> _Requirement_
Would you give the entries again word for word, with no pictures in the copy?

> _Record excerpts_

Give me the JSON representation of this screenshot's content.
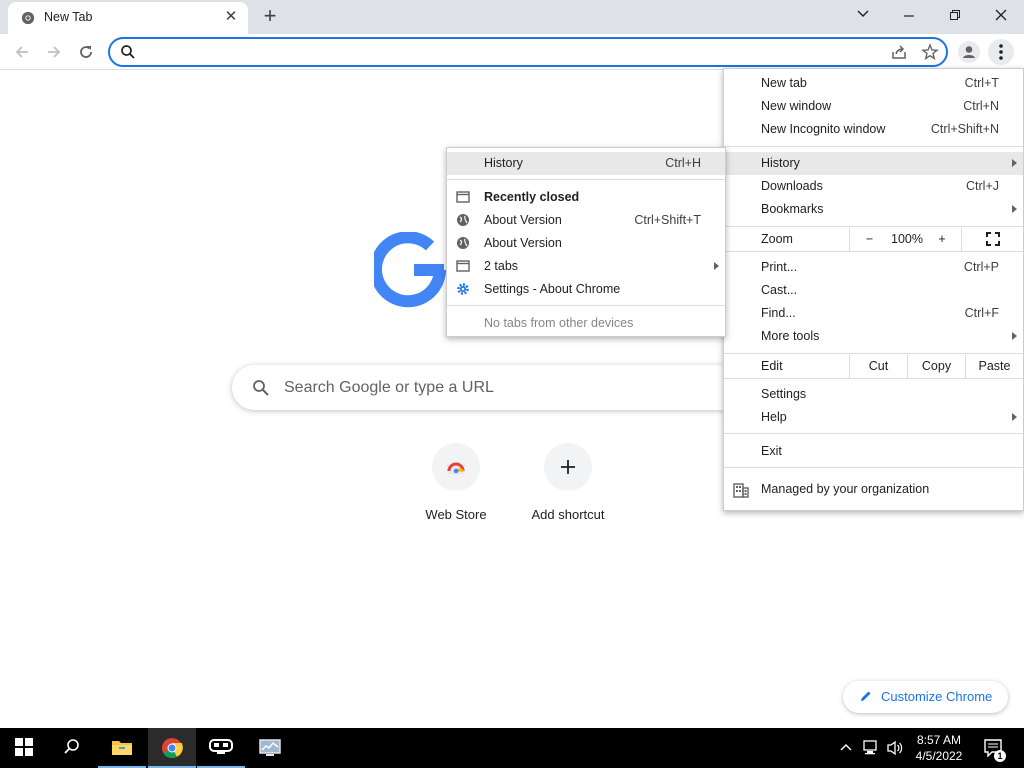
{
  "browser": {
    "tab_title": "New Tab",
    "omnibox_value": "",
    "colors": {
      "accent": "#1a73e8",
      "tabstrip": "#dee1e6"
    }
  },
  "ntp": {
    "search_placeholder": "Search Google or type a URL",
    "shortcuts": [
      {
        "label": "Web Store",
        "icon": "web-store-icon"
      },
      {
        "label": "Add shortcut",
        "icon": "plus-icon"
      }
    ],
    "customize_label": "Customize Chrome"
  },
  "main_menu": {
    "new_tab": {
      "label": "New tab",
      "shortcut": "Ctrl+T"
    },
    "new_window": {
      "label": "New window",
      "shortcut": "Ctrl+N"
    },
    "new_incognito": {
      "label": "New Incognito window",
      "shortcut": "Ctrl+Shift+N"
    },
    "history": {
      "label": "History"
    },
    "downloads": {
      "label": "Downloads",
      "shortcut": "Ctrl+J"
    },
    "bookmarks": {
      "label": "Bookmarks"
    },
    "zoom": {
      "label": "Zoom",
      "minus": "−",
      "value": "100%",
      "plus": "+"
    },
    "print": {
      "label": "Print...",
      "shortcut": "Ctrl+P"
    },
    "cast": {
      "label": "Cast..."
    },
    "find": {
      "label": "Find...",
      "shortcut": "Ctrl+F"
    },
    "more_tools": {
      "label": "More tools"
    },
    "edit": {
      "label": "Edit",
      "cut": "Cut",
      "copy": "Copy",
      "paste": "Paste"
    },
    "settings": {
      "label": "Settings"
    },
    "help": {
      "label": "Help"
    },
    "exit": {
      "label": "Exit"
    },
    "managed": {
      "label": "Managed by your organization"
    }
  },
  "history_menu": {
    "history": {
      "label": "History",
      "shortcut": "Ctrl+H"
    },
    "recently_closed": {
      "label": "Recently closed"
    },
    "items": [
      {
        "label": "About Version",
        "shortcut": "Ctrl+Shift+T",
        "icon": "globe-icon"
      },
      {
        "label": "About Version",
        "shortcut": "",
        "icon": "globe-icon"
      },
      {
        "label": "2 tabs",
        "shortcut": "",
        "icon": "window-icon"
      },
      {
        "label": "Settings - About Chrome",
        "shortcut": "",
        "icon": "gear-icon"
      }
    ],
    "no_tabs": {
      "label": "No tabs from other devices"
    }
  },
  "taskbar": {
    "time": "8:57 AM",
    "date": "4/5/2022",
    "notification_count": "1"
  }
}
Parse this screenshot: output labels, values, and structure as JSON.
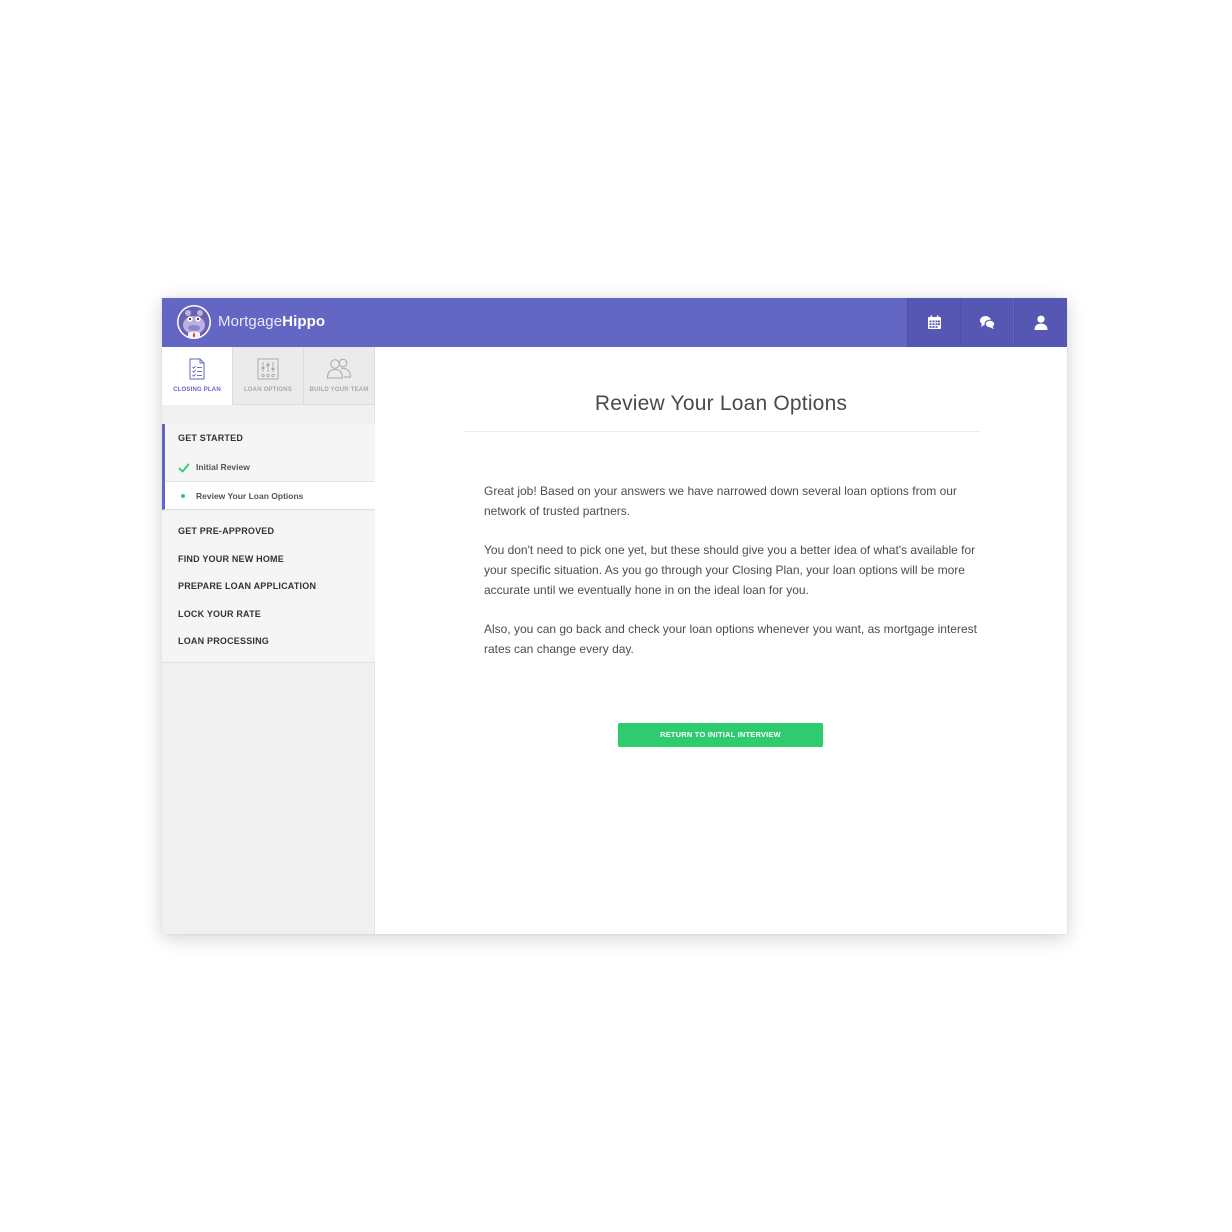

> _The answer_
Give me the JSON representation of this screenshot's content.
{
  "browser": {
    "tab_title": "New Tab",
    "omnibox_value": "",
    "colors": {
      "accent": "#1a73e8",
      "tabstrip": "#dee1e6"
    }
  },
  "ntp": {
    "search_placeholder": "Search Google or type a URL",
    "shortcuts": [
      {
        "label": "Web Store",
        "icon": "web-store-icon"
      },
      {
        "label": "Add shortcut",
        "icon": "plus-icon"
      }
    ],
    "customize_label": "Customize Chrome"
  },
  "main_menu": {
    "new_tab": {
      "label": "New tab",
      "shortcut": "Ctrl+T"
    },
    "new_window": {
      "label": "New window",
      "shortcut": "Ctrl+N"
    },
    "new_incognito": {
      "label": "New Incognito window",
      "shortcut": "Ctrl+Shift+N"
    },
    "history": {
      "label": "History"
    },
    "downloads": {
      "label": "Downloads",
      "shortcut": "Ctrl+J"
    },
    "bookmarks": {
      "label": "Bookmarks"
    },
    "zoom": {
      "label": "Zoom",
      "minus": "−",
      "value": "100%",
      "plus": "+"
    },
    "print": {
      "label": "Print...",
      "shortcut": "Ctrl+P"
    },
    "cast": {
      "label": "Cast..."
    },
    "find": {
      "label": "Find...",
      "shortcut": "Ctrl+F"
    },
    "more_tools": {
      "label": "More tools"
    },
    "edit": {
      "label": "Edit",
      "cut": "Cut",
      "copy": "Copy",
      "paste": "Paste"
    },
    "settings": {
      "label": "Settings"
    },
    "help": {
      "label": "Help"
    },
    "exit": {
      "label": "Exit"
    },
    "managed": {
      "label": "Managed by your organization"
    }
  },
  "history_menu": {
    "history": {
      "label": "History",
      "shortcut": "Ctrl+H"
    },
    "recently_closed": {
      "label": "Recently closed"
    },
    "items": [
      {
        "label": "About Version",
        "shortcut": "Ctrl+Shift+T",
        "icon": "globe-icon"
      },
      {
        "label": "About Version",
        "shortcut": "",
        "icon": "globe-icon"
      },
      {
        "label": "2 tabs",
        "shortcut": "",
        "icon": "window-icon"
      },
      {
        "label": "Settings - About Chrome",
        "shortcut": "",
        "icon": "gear-icon"
      }
    ],
    "no_tabs": {
      "label": "No tabs from other devices"
    }
  },
  "taskbar": {
    "time": "8:57 AM",
    "date": "4/5/2022",
    "notification_count": "1"
  }
}
Parse this screenshot: output labels, values, and structure as JSON.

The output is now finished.